Bob Avakian looks the part of a revolutionary leader, admittedly. I’ve been hanging out recently with a woman from the Revolutionary Communist Party, who has the endearing quality common to recent recruits to Leninist organizations – an enthusiasm born of half-digested Marxism and vaguely remembered liberal pieties. There’s a lot to like about the RCP’s theory: their recognition of the importance of Black liberation to revolutionary struggle in the US; the way they call any theoretical work “science” (presumably an indirect 5%-er influence); their emphasis on class struggle after the revolution; and Avakian writes quite well. Which makes their evident madness all the more strange, as what they do is so out of line with what they say. If they’re really interested in raising the consciousness and leadership of the masses, why are they so fixated on Chairman Bob? If they’re so interested in class struggle, why are they never involved in political confrontations? Read more↴

It’s wrong to wish on space hardware

 Is it? These Soviet space program matchboxes (linked to by owen) suggest not.

Dancing communist pirates on a train = revolution

 Discussing the question of when the Russian Revolution changed from revolution to counter-revolution, a friend of mine gave, I think, the only unassailable answer: in 1920, when Trotsky stopped fighting the civil war by traveling around on a train with a brass band.

I was reminded of this when &catherine posted something about the tATu best of, which I wasn’t aware of but which is pretty good.
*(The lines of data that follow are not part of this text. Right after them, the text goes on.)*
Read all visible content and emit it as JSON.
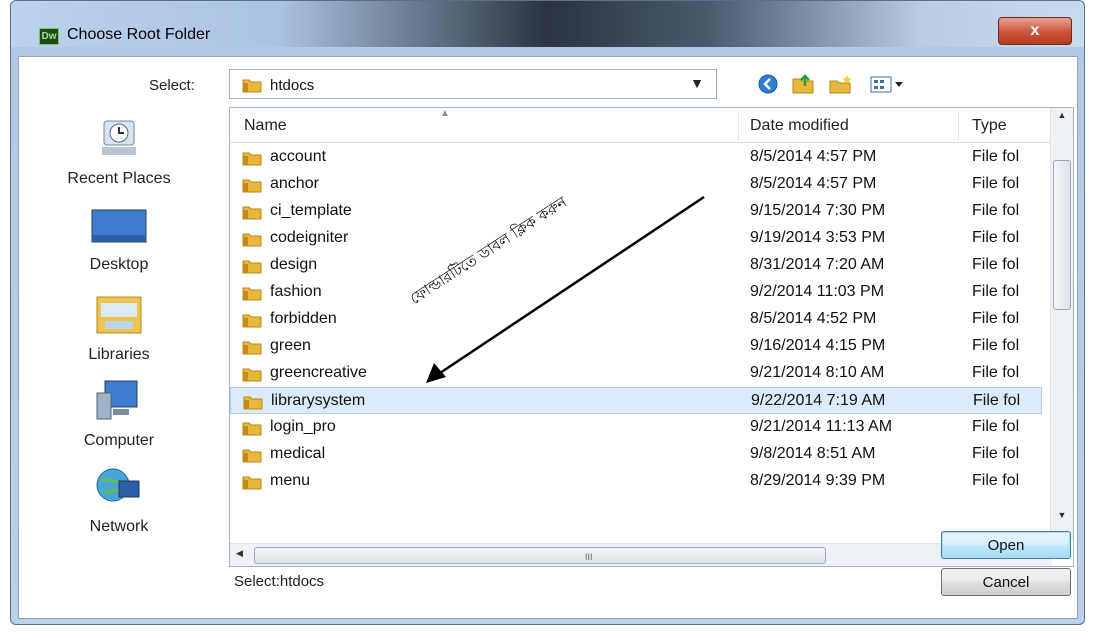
{
  "window": {
    "title": "Choose Root Folder",
    "app_icon_text": "Dw",
    "close_label": "x"
  },
  "select": {
    "label": "Select:",
    "path_value": "htdocs"
  },
  "toolbar": {
    "icons": [
      "back-icon",
      "up-folder-icon",
      "new-folder-icon",
      "view-menu-icon"
    ]
  },
  "places": [
    {
      "label": "Recent Places",
      "icon": "recent-places-icon"
    },
    {
      "label": "Desktop",
      "icon": "desktop-icon"
    },
    {
      "label": "Libraries",
      "icon": "libraries-icon"
    },
    {
      "label": "Computer",
      "icon": "computer-icon"
    },
    {
      "label": "Network",
      "icon": "network-icon"
    }
  ],
  "columns": {
    "name": "Name",
    "date": "Date modified",
    "type": "Type"
  },
  "rows": [
    {
      "name": "account",
      "date": "8/5/2014 4:57 PM",
      "type": "File fol"
    },
    {
      "name": "anchor",
      "date": "8/5/2014 4:57 PM",
      "type": "File fol"
    },
    {
      "name": "ci_template",
      "date": "9/15/2014 7:30 PM",
      "type": "File fol"
    },
    {
      "name": "codeigniter",
      "date": "9/19/2014 3:53 PM",
      "type": "File fol"
    },
    {
      "name": "design",
      "date": "8/31/2014 7:20 AM",
      "type": "File fol"
    },
    {
      "name": "fashion",
      "date": "9/2/2014 11:03 PM",
      "type": "File fol"
    },
    {
      "name": "forbidden",
      "date": "8/5/2014 4:52 PM",
      "type": "File fol"
    },
    {
      "name": "green",
      "date": "9/16/2014 4:15 PM",
      "type": "File fol"
    },
    {
      "name": "greencreative",
      "date": "9/21/2014 8:10 AM",
      "type": "File fol"
    },
    {
      "name": "librarysystem",
      "date": "9/22/2014 7:19 AM",
      "type": "File fol",
      "selected": true
    },
    {
      "name": "login_pro",
      "date": "9/21/2014 11:13 AM",
      "type": "File fol"
    },
    {
      "name": "medical",
      "date": "9/8/2014 8:51 AM",
      "type": "File fol"
    },
    {
      "name": "menu",
      "date": "8/29/2014 9:39 PM",
      "type": "File fol"
    }
  ],
  "scrollbar_grip": "III",
  "status_text": "Select:htdocs",
  "buttons": {
    "open": "Open",
    "cancel": "Cancel"
  },
  "annotation": "ফোল্ডারটিতে ডাবল ক্লিক করুন",
  "colors": {
    "selection": "#dcebfc",
    "folder": "#e8b83a",
    "close": "#c9543b"
  }
}
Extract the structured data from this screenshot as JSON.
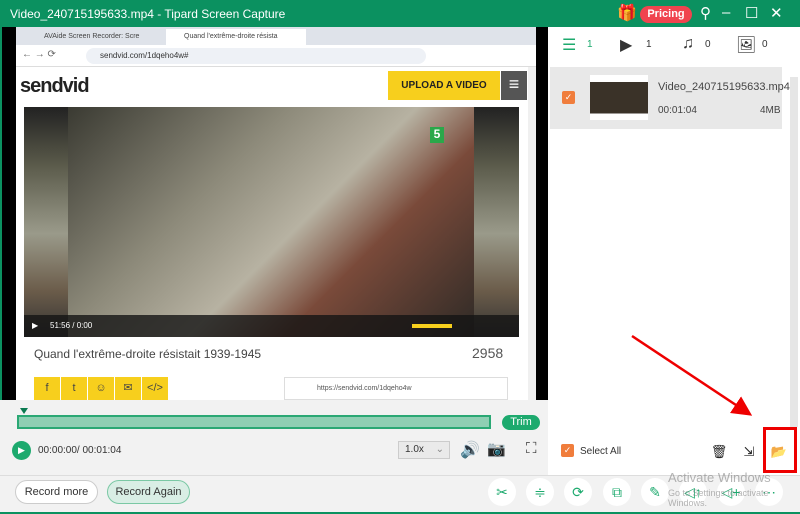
{
  "window": {
    "title": "Video_240715195633.mp4  -  Tipard Screen Capture",
    "pricing": "Pricing"
  },
  "browser": {
    "tabs": [
      "AVAide Screen Recorder: Scre",
      "Quand l'extrême-droite résista"
    ],
    "url": "sendvid.com/1dqeho4w#",
    "logo": "sendvid",
    "upload": "UPLOAD A VIDEO",
    "video_time": "51:56  /  0:00",
    "video_title": "Quand l'extrême-droite résistait 1939-1945",
    "views": "2958",
    "share_link": "https://sendvid.com/1dqeho4w",
    "channel_badge": "5"
  },
  "player": {
    "trim": "Trim",
    "time": "00:00:00/ 00:01:04",
    "speed": "1.0x"
  },
  "buttons": {
    "record_more": "Record more",
    "record_again": "Record Again"
  },
  "tools": [
    "scissors-icon",
    "compress-icon",
    "convert-icon",
    "merge-icon",
    "edit-icon",
    "audio-boost-icon",
    "audio-add-icon",
    "more-icon"
  ],
  "library": {
    "counts": {
      "all": "1",
      "video": "1",
      "audio": "0",
      "image": "0"
    },
    "items": [
      {
        "name": "Video_240715195633.mp4",
        "duration": "00:01:04",
        "size": "4MB",
        "checked": true
      }
    ],
    "select_all": "Select All"
  },
  "watermark": {
    "line1": "Activate Windows",
    "line2": "Go to Settings to activate Windows."
  },
  "colors": {
    "accent": "#1daa6e",
    "titlebar": "#0b9160",
    "highlight": "#e00000",
    "checkbox": "#f07d3c"
  }
}
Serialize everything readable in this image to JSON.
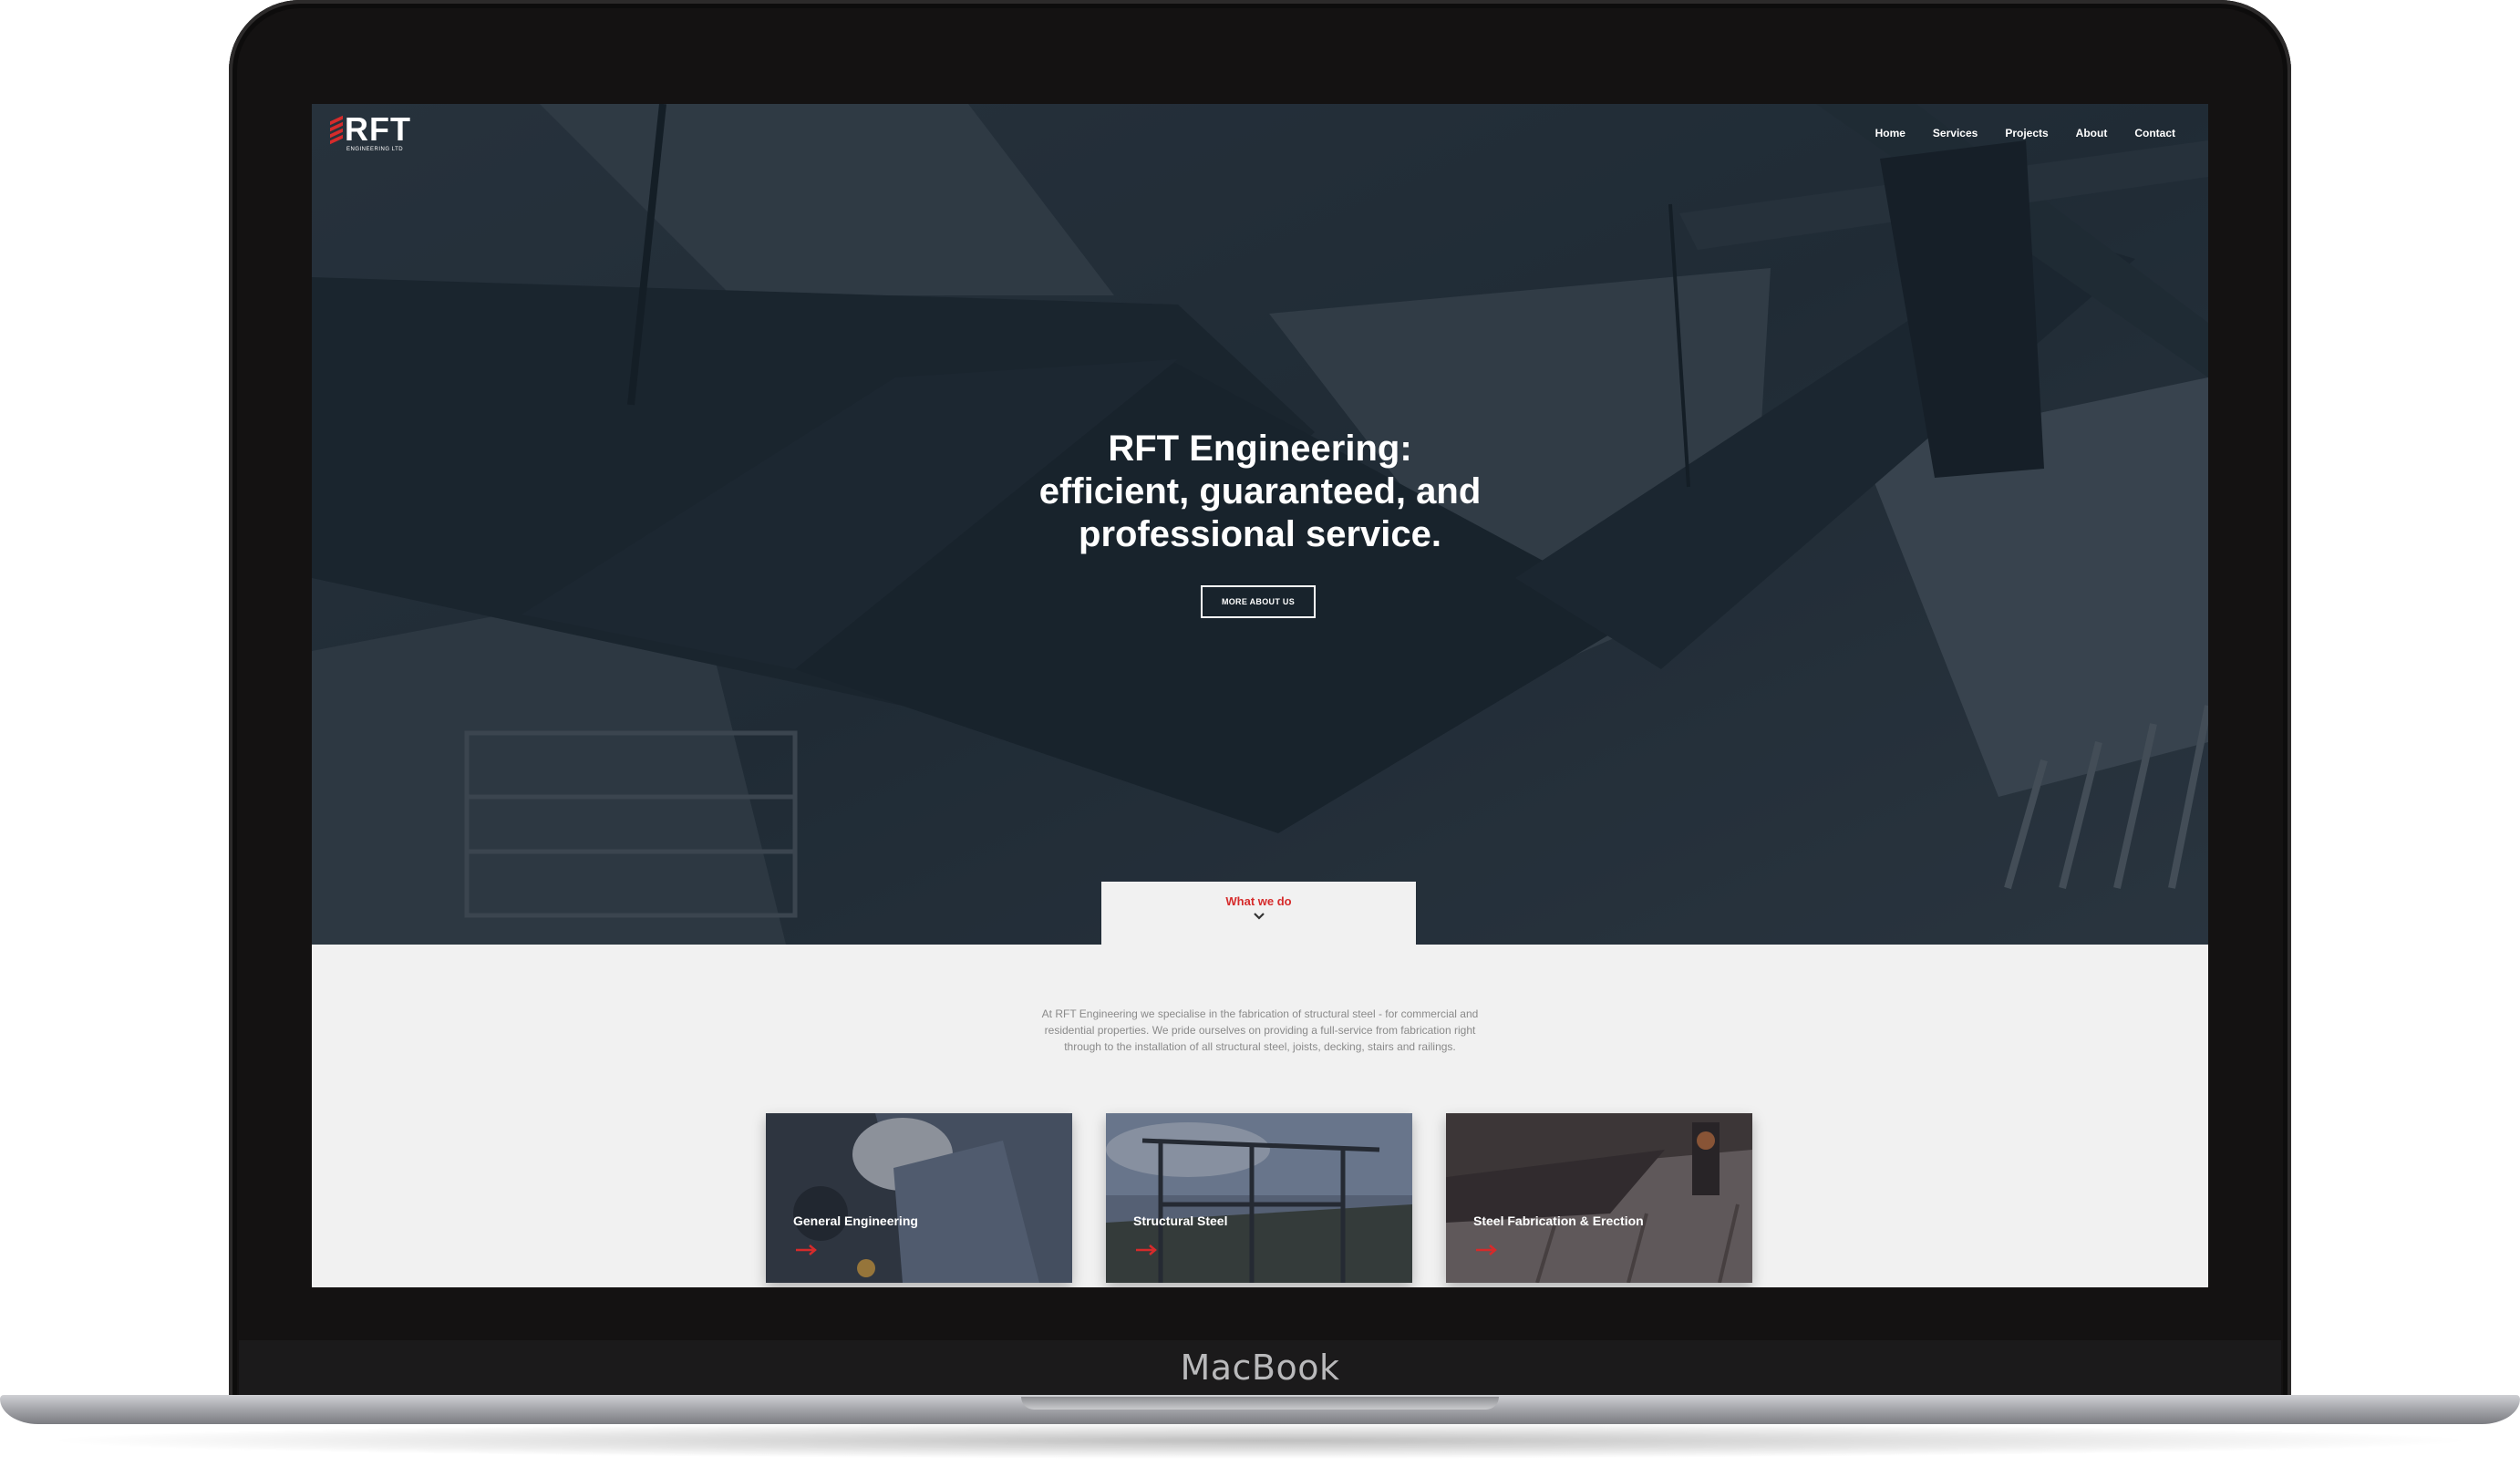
{
  "device": {
    "brand_label": "MacBook"
  },
  "site": {
    "logo_text": "RFT",
    "logo_subtext": "ENGINEERING LTD",
    "accent_color": "#d62b2b",
    "nav": [
      "Home",
      "Services",
      "Projects",
      "About",
      "Contact"
    ]
  },
  "hero": {
    "title_lines": [
      "RFT Engineering:",
      "efficient, guaranteed, and",
      "professional service."
    ],
    "button_label": "MORE ABOUT US",
    "background_overlay_color": "#1f2a35"
  },
  "what_we_do": {
    "label": "What we do",
    "chevron_icon": "chevron-down-icon",
    "intro_lines": [
      "At RFT Engineering we specialise in the fabrication of structural steel - for commercial and",
      "residential properties. We pride ourselves on providing a full-service from fabrication right",
      "through to the installation of all structural steel, joists, decking, stairs and railings."
    ]
  },
  "services": [
    {
      "title": "General Engineering",
      "icon": "arrow-right-icon"
    },
    {
      "title": "Structural Steel",
      "icon": "arrow-right-icon"
    },
    {
      "title": "Steel Fabrication & Erection",
      "icon": "arrow-right-icon"
    }
  ]
}
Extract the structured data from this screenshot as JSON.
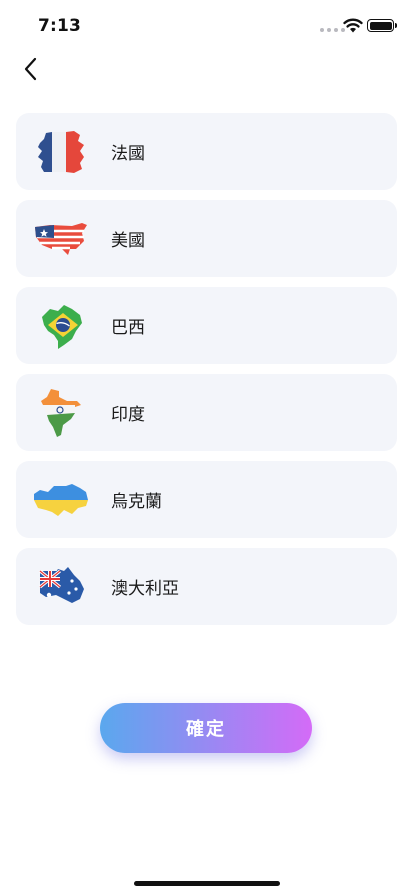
{
  "status_bar": {
    "time": "7:13",
    "icons": [
      "signal-dots-icon",
      "wifi-icon",
      "battery-icon"
    ]
  },
  "nav": {
    "back_icon": "chevron-left-icon"
  },
  "countries": [
    {
      "name": "法國",
      "icon": "france-map-flag-icon"
    },
    {
      "name": "美國",
      "icon": "usa-map-flag-icon"
    },
    {
      "name": "巴西",
      "icon": "brazil-map-flag-icon"
    },
    {
      "name": "印度",
      "icon": "india-map-flag-icon"
    },
    {
      "name": "烏克蘭",
      "icon": "ukraine-map-flag-icon"
    },
    {
      "name": "澳大利亞",
      "icon": "australia-map-flag-icon"
    }
  ],
  "confirm_label": "確定",
  "colors": {
    "card_bg": "#f3f5fa",
    "button_gradient_start": "#5aa8ee",
    "button_gradient_end": "#d46bf7"
  }
}
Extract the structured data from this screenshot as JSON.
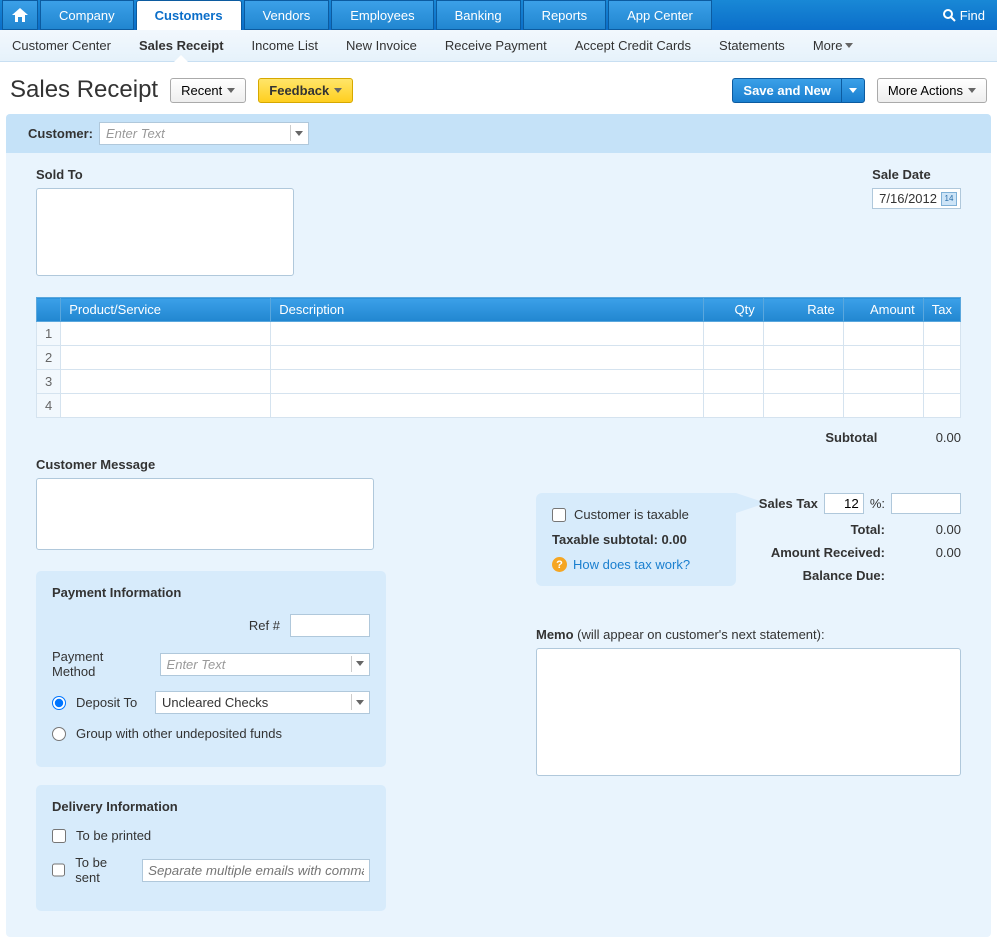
{
  "topnav": {
    "tabs": [
      "Company",
      "Customers",
      "Vendors",
      "Employees",
      "Banking",
      "Reports",
      "App Center"
    ],
    "active": "Customers",
    "find": "Find"
  },
  "subnav": {
    "items": [
      "Customer Center",
      "Sales Receipt",
      "Income List",
      "New Invoice",
      "Receive Payment",
      "Accept Credit Cards",
      "Statements"
    ],
    "active": "Sales Receipt",
    "more": "More"
  },
  "titlebar": {
    "title": "Sales Receipt",
    "recent": "Recent",
    "feedback": "Feedback",
    "save_new": "Save and New",
    "more_actions": "More Actions"
  },
  "customer_bar": {
    "label": "Customer:",
    "placeholder": "Enter Text"
  },
  "sold_to": {
    "label": "Sold To"
  },
  "sale_date": {
    "label": "Sale Date",
    "value": "7/16/2012"
  },
  "table": {
    "headers": {
      "product": "Product/Service",
      "description": "Description",
      "qty": "Qty",
      "rate": "Rate",
      "amount": "Amount",
      "tax": "Tax"
    },
    "rows": [
      "1",
      "2",
      "3",
      "4"
    ]
  },
  "totals": {
    "subtotal_label": "Subtotal",
    "subtotal_value": "0.00",
    "sales_tax_label": "Sales Tax",
    "sales_tax_rate": "12",
    "percent": "%:",
    "total_label": "Total:",
    "total_value": "0.00",
    "amount_received_label": "Amount Received:",
    "amount_received_value": "0.00",
    "balance_due_label": "Balance Due:"
  },
  "cust_msg": {
    "label": "Customer Message"
  },
  "tax_box": {
    "taxable": "Customer is taxable",
    "subtotal": "Taxable subtotal: 0.00",
    "help": "How does tax work?"
  },
  "payment": {
    "title": "Payment Information",
    "ref": "Ref #",
    "method_label": "Payment Method",
    "method_placeholder": "Enter Text",
    "deposit_to": "Deposit To",
    "deposit_value": "Uncleared Checks",
    "group": "Group with other undeposited funds"
  },
  "delivery": {
    "title": "Delivery Information",
    "printed": "To be printed",
    "sent": "To be sent",
    "email_placeholder": "Separate multiple emails with commas"
  },
  "memo": {
    "label": "Memo",
    "suffix": " (will appear on customer's next statement):"
  }
}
Apart from most of the tracks from Dangerous and Moving, the album includes the closest tATu have yet come to dubstep, a pleasingly eerie remix of “Cosmos,” and a “Bollywood” version of “Craving.” Which works surprisingly well, but more importantly served to remind me of a great film I saw a while back (with, coincidentally, the same friend who so wisely analyzed the Russian Revolution), Bhagam Bhag. Read more↴